By John Gruber
Turn your developer product into a movement. Get your DX Checkup.
Whilst we iOS users celebrate the recent releases of Thomas Ricouard’s Ice Cubes, Tapbots’s Ivory, and Tusker, and look forward to the imminent release of other new Mastodon clients like Shihab Mehboob’s Mammoth, over on Mastodon I asked what the best clients for Android are.
Long story short: crickets chirping.
The app that got the most recommendations is Tusky, an open-source client available free of charge. It’s fine, and for now, it’s what I’ve got on my home screen on my Pixel 4. But if Tusky were an iOS app, it wouldn’t make the top 5 for Mastodon clients. I’d describe its UI as brutalist. (Tusky does have fun “burst” animations when you tap the Like or Bookmark buttons on a post.)
Honorable mentions to Tooot, the official Mastodon client, and some open-source forks of the Mastodon app like Megalodon. There’s also Fedilab, which costs $2.50 on the Play Store but is also open source. I find Fedilab homely, even by the standards of Android apps, but it’s fast and has some neat features like built-in translation. (Bonus points to the fellow who suggested this Emacs mode, I believe non-sarcastically.) All of these apps are more brutalist than Tusky.
None of these Android clients would garner any attention at all on iOS. Tooot and the official Mastodon client are also available on iOS, and seemingly offer the same features and same basic interfaces on both platforms. There’s a reason third-party clients are overwhelmingly more popular on iOS than Mastodon’s official client — yet the Mastodon app is clearly among the best on Android. It’s really just a different world over in Androidtown. Things like fluid scrolling, swipe gestures, and tap-and-hold contextual menus are table stakes for an iOS app. None of the Android clients scroll fluidly, none offer swipe gestures, and only Tooot seems to offer a tap-and-hold contextual menu. But more broadly they all just look and especially feel inert and rigid. Nothing shrinks or stretches. There’s no life to them.
Google’s Android system software and first-party apps try. (The Chrome Android app in particular is iOS-caliber. Not iOS-style, but iOS-caliber, in terms of fluidity, originality, and attention to detail.) The Instagram app for Android tries. But for the most part, it seems like third-party Android apps don’t even try to achieve the look-and-feel comfort, fun, and panache of iOS apps. It’s a weird thing. The chasm between how iOS and Android apps look and feel is growing, not shrinking. The opposite happened with the Mac and Windows back in the ’90s. Windows itself and Windows software in the Window 3.x era were just awful. Starting with Windows 95, the gap closed significantly. Spending a few hours perusing the state of the art in Android Mastodon clients gives me the distinct impression that Android is forever stuck in its Window 3.x era of UI polish and design. It’s rough.
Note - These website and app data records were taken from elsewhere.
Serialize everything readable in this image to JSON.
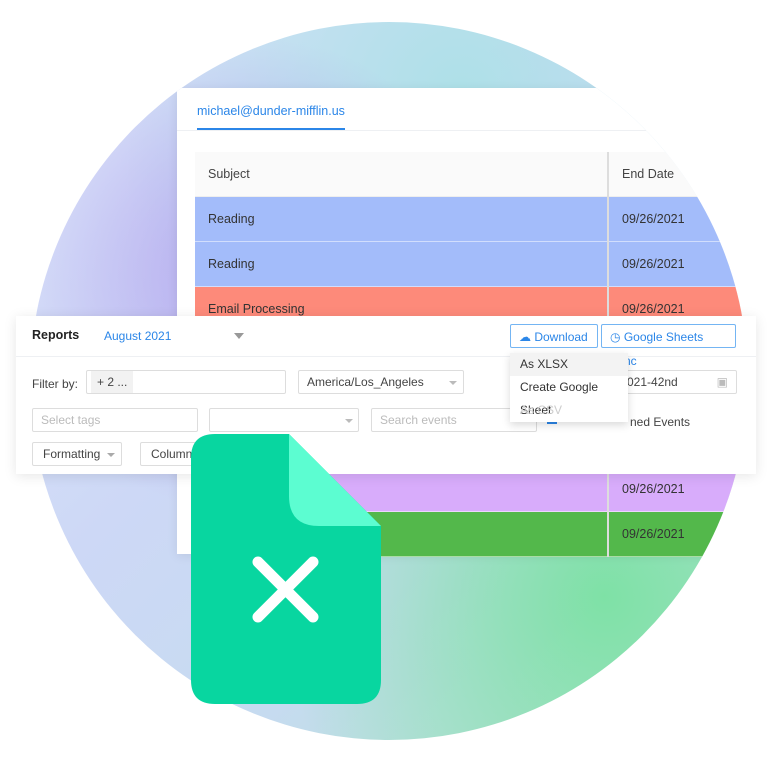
{
  "account_tab": "michael@dunder-mifflin.us",
  "table": {
    "headers": [
      "Subject",
      "End Date"
    ],
    "rows": [
      {
        "subject": "Reading",
        "end_date": "09/26/2021",
        "color": "#a3bcfa"
      },
      {
        "subject": "Reading",
        "end_date": "09/26/2021",
        "color": "#a3bcfa"
      },
      {
        "subject": "Email Processing",
        "end_date": "09/26/2021",
        "color": "#fd8a7a"
      },
      {
        "subject": "",
        "end_date": "09/26/2021",
        "color": "#d8acfb"
      },
      {
        "subject": "",
        "end_date": "09/26/2021",
        "color": "#53b84b"
      }
    ]
  },
  "reports": {
    "title": "Reports",
    "month": "August 2021",
    "download_label": "Download",
    "sync_label": "Google Sheets Sync",
    "filter_label": "Filter by:",
    "filter_chip": "+ 2 ...",
    "timezone": "America/Los_Angeles",
    "date_range_partial": "021-42nd",
    "tags_placeholder": "Select tags",
    "search_placeholder": "Search events",
    "events_label_partial": "ned Events",
    "formatting_label": "Formatting",
    "columns_label": "Columns"
  },
  "download_menu": {
    "items": [
      {
        "label": "As XLSX",
        "state": "highlighted"
      },
      {
        "label": "Create Google Sheet",
        "state": "normal"
      },
      {
        "label": "As CSV",
        "state": "disabled"
      }
    ]
  },
  "colors": {
    "accent": "#2b86e8",
    "file_icon": "#08d6a0",
    "file_fold": "#5cfdd1"
  }
}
iOS and Android are, from a macro perspective, rival peer platforms. But it’s not like, say, game consoles — PlayStation vs. Xbox vs. Switch — where all of the major games on all of the consoles are striving for the highest possible production values. Not one Android Mastodon client seems to be striving for iOS-level production values. Again, not iOS style — just the baseline level of polish and detail-sweating that are de rigueur for apps like new Mastodon clients on iOS. Your bank’s iOS app probably sucks (mine does), but that’s because it’s probably a cross-platform web wrapper that’s nearly identical on Android (mine is). Nintendo Switch games don’t have the same style as PlayStation or Xbox games, but all of them are trying to be really nice. That’s just not a thing on Android. It’s banking apps almost all the way down. It’s an entirely different culture, with a different value system from iOS.
20 years ago my friend Brent Simmons wrote about why he chose to create apps exclusively for the Mac, despite the Windows market being so much larger:
One of the reasons I develop for OS X is that, when it comes to user interface, this is the big leagues, this is the show. That’s probably what Joel would call an “emotional appeal” — and to call it that, that’s fine by me. [...]
The other path is honorable and sensible and has its rewards too.
But to me it’s the difference between an empty night sky and a night sky with all the stars shining and a big, bright bella luna. “Emotional appeal?” Oh yes indeed. And I don’t apologize for that for one second.
I’m well aware there are Android enthusiasts who choose and embrace the platform because they strongly prefer it. But the differing priorities of both users and developers between iOS and Android are rendered stark by looking at Mastodon client apps. There doesn’t seem to be a single developer trying to make a commercial Mastodon client for Android, for one thing. Everything feels like a hobby app because everything is. Android seems to be the platform for people who consider this comprehensive feature checklist to be a helpful resource for evaluating which apps they should try. iOS is the platform for users and developers who care about craftsmanship, who see emotional appeal as something far more essential than any feature comparison that can be expressed in a spreadsheet. I often cite this quote from Stanley Kubrick: “Sometimes the truth of a thing isn’t in the think of it, but in the feel of it.” It’s the feel of iOS Mastodon clients that makes them outclass those on Android.
iOS is now the show.